### [Task to carry out]
Should the word "icon" occur in a line of the records, copy that line.

(Data about app and page elements)
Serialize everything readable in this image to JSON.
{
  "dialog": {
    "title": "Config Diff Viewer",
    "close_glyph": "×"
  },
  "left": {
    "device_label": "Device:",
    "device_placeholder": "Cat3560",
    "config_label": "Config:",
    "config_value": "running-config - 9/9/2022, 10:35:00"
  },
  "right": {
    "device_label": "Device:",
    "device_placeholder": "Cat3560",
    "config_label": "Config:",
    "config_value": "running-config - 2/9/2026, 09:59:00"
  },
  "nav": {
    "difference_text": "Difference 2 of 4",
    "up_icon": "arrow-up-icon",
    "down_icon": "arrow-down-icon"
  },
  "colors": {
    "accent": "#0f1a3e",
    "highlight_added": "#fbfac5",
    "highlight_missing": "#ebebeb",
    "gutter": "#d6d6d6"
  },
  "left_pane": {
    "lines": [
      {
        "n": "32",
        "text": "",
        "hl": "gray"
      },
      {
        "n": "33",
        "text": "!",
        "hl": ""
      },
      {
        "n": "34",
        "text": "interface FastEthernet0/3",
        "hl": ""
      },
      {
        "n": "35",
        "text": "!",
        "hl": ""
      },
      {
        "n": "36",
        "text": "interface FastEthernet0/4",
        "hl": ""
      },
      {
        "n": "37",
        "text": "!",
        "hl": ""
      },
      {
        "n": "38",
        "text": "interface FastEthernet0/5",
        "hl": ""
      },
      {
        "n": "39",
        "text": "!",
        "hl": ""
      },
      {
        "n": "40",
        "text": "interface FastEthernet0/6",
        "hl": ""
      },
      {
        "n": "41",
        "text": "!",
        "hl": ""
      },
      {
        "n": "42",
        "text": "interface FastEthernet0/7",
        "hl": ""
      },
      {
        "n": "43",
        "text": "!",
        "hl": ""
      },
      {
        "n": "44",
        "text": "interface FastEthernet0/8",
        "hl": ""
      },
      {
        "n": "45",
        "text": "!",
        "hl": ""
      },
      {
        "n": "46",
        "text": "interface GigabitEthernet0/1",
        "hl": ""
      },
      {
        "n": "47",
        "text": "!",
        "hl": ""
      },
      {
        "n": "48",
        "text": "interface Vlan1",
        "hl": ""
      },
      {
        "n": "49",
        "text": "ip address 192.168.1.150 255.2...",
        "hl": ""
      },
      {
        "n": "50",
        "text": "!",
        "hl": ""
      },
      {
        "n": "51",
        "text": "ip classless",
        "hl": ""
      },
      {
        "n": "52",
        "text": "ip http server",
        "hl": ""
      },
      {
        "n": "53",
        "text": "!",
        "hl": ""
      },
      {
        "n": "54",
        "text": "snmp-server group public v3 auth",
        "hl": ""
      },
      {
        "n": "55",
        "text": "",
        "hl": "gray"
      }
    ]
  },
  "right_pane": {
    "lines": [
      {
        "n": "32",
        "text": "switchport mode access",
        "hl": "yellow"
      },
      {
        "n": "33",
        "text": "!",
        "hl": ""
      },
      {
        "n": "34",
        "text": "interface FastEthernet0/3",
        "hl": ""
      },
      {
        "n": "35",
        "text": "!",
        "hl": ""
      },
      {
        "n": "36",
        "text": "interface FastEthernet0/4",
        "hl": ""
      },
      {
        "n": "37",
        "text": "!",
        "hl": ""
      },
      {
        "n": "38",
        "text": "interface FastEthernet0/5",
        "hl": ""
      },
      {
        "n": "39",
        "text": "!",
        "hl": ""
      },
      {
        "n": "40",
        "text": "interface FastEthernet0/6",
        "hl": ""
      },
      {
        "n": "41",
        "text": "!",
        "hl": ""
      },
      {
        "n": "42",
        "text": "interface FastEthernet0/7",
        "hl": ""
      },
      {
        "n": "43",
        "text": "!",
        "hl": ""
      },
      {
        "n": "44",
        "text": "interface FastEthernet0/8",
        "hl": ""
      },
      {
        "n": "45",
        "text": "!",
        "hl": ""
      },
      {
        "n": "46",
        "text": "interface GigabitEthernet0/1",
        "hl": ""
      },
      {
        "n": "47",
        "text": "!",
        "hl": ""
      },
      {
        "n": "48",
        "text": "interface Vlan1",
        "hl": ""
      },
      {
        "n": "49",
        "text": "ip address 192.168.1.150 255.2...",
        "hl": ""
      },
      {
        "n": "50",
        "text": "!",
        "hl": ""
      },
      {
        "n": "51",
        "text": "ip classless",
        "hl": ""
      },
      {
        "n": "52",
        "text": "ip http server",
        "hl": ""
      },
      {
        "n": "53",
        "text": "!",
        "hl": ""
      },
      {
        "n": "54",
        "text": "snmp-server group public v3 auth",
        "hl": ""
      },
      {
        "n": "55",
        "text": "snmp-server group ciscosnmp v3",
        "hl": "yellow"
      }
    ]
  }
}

### [Exercise response]
    "up_icon": "arrow-up-icon",
    "down_icon": "arrow-down-icon"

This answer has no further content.